This is one of my favourite sides to accompany my Sunday Roast Dinner. Something my American husband had never tried or even heard of, he now insists I make these whenever we have a roast, regardless of the day.
For my favourite version of this popular British pudding (savoury pudding, not to be mistaken for a dessert pudding) I have posted this dish under the menu banner for Sides.
Here is a little history for this yummy side dish.
Yorkshire pudding is a traditional English dish that usually accompanies roast beef or roast chicken. It has been a British Sunday Dinner staple for more than 250 years. Made from flour, eggs, milk, seasoning, and the drippings from the roast meat, this batter dish is served on the side and covered in gravy.

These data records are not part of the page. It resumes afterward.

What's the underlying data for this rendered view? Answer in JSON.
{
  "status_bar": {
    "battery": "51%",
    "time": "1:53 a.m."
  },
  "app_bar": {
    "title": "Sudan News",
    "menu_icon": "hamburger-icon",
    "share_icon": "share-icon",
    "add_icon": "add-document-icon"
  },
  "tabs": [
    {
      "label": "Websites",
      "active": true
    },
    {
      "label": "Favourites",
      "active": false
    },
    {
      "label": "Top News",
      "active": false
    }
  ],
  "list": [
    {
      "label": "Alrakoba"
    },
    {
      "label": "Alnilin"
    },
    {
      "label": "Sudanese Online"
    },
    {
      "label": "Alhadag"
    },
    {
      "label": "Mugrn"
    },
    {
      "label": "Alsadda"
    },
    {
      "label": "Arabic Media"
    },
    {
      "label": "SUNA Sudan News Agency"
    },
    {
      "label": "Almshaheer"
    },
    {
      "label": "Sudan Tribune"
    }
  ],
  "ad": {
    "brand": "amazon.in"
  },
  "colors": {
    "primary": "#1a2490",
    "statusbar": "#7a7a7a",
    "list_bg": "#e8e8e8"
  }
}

The roots of Yorkshire pudding lie in the northern quadrant of England; however, this British culinary treat is served all over the UK, including Scotland and Ireland.
Originally called dripping pudding, Yorkshire pudding was made from the fat that dripped into a tray below the roasting meat. It was a practical way to put to use something that would have otherwise been thrown out.
Many people believe Yorkshire pudding was created in Yorkshire; however, there is no recorded evidence to suggest this–although any resident of Yorkshire will claim the credit for the development of the dish.
Yorkshire puddings were originally served before the main course, to fill you up a little. This was particularly important if meat was scarce, in which case they would be served with meat gravy.
Early versions were flatter than today’s airy Yorkshires, and were cooked beneath the meat which was being spit-roasted over a fire.
The recipe has stood the test of time and it is still a popular traditional dish eaten by many on a regular basis, often with the Sunday roast and particularly roast beef. Eaten by folk from all backgrounds and of all ages, it is truly a recipe of the people, widely available in many pubs and restaurants and a must for any visitor to try.